Cartel violence out of control in Michoacan (drones, human shields, gunships, and more)

Dron burning down wasp nest (Photo: El Heraldo de México)

AGUILILLA, MICHOACAN, Mexico (AP) — The Mexican government is rapidly running out of tools to control the expansion of the feared Jalisco cartel on the front lines of Mexico’s narco war in the western state of Michoacan and the stalled ground effort is being supplemented by an increasingly sophisticated aerial conflict.

Jalisco, Mexico’s most militarily powerful drug gang, has begun organizing townspeople to act as human shields against army troops, which now just try to keep rival cartels apart.

“If they try to come in here again, we’ll put 2,000 people out here to stop them,” said Habacuc Solorzano, a 39-year-old farmer who leads the civilian movement associated with the cartel. His statement, like most of what comes out of the Jalisco side, is not mere boasting: He already had about 500 local residents marching last week— then wading across a river — to confront an army squad blocking a dirt road leading out of Jalisco territory.

Residents of Aguililla are fed up with the army’s strategy of simply separating the Jalisco and the Michoacan-based Viagras gang. The army policy effectively allows the Viagras — best known for kidnapping and extorting money — to set up roadblocks and checkpoints that have choked off all commerce with Aguililla. Limes and cattle heading out, or supplies heading in, must pay a war tax to the Viagras.

“We’d rather be killed by you than killed by those criminals!” one demonstrator shouted at soldiers during a tense, hour-long confrontation between demonstrators and a squad of a dozen troops who took cover behind a barricade of car tires. Many of the demonstrators carried rocks and powerful slingshots but did not use them.

The residents want the army to either fight both cartels or at least let the two gangs battle.

“Let the two cartels fight it out and kill each other,” another demonstrator shouted. “Jalisco is going to beat everybody!”
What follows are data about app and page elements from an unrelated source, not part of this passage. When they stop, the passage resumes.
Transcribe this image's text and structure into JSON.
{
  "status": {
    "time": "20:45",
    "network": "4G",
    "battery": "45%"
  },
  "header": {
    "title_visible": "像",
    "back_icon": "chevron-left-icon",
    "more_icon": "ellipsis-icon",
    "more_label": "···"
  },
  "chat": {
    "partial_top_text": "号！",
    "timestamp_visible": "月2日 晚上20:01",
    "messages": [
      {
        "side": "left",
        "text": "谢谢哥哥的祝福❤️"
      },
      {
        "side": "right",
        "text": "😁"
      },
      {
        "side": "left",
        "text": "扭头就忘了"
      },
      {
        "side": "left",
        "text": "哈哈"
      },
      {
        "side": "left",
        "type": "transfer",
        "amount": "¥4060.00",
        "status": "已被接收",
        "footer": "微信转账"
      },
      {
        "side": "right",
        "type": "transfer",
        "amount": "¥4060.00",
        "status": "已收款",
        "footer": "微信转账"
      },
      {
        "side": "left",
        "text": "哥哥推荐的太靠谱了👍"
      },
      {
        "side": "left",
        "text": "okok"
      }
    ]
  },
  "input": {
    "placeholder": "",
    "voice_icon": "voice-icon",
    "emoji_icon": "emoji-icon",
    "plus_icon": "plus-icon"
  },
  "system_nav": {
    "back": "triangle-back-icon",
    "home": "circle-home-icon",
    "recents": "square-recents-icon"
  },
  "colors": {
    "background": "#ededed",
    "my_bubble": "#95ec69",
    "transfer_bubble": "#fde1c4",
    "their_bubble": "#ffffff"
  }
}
That view is widespread. “What we need is for one cartel to take control, stop the fighting and impose some semblance of calm,” said a local priest. “Everything indicates that group is the CJNG cartel.”

Source: OEM

Michoacan Post